:: Extracted material ::
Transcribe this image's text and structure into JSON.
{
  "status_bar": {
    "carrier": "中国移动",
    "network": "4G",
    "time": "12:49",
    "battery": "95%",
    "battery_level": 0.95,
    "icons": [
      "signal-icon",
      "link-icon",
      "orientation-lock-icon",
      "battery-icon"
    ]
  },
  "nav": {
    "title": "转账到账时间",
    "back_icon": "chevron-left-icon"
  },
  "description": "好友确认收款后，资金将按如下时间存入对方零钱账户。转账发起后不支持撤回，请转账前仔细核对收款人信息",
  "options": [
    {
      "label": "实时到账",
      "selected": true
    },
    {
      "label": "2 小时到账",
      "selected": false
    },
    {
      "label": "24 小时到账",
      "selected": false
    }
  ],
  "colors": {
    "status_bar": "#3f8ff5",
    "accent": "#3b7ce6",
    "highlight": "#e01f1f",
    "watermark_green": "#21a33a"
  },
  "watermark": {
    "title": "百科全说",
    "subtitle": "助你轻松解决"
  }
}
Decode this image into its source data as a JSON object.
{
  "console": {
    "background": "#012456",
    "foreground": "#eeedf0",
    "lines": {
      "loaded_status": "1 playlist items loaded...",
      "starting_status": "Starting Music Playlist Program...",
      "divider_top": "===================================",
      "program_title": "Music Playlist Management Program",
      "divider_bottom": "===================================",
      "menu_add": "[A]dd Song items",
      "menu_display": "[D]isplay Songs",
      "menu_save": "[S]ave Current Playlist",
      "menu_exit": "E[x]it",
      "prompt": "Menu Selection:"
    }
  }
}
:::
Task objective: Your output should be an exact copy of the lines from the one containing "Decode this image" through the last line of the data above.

Answer section:
Decode this image into its source data as a JSON object.
{
  "console": {
    "background": "#012456",
    "foreground": "#eeedf0",
    "lines": {
      "loaded_status": "1 playlist items loaded...",
      "starting_status": "Starting Music Playlist Program...",
      "divider_top": "===================================",
      "program_title": "Music Playlist Management Program",
      "divider_bottom": "===================================",
      "menu_add": "[A]dd Song items",
      "menu_display": "[D]isplay Songs",
      "menu_save": "[S]ave Current Playlist",
      "menu_exit": "E[x]it",
      "prompt": "Menu Selection:"
    }
  }
}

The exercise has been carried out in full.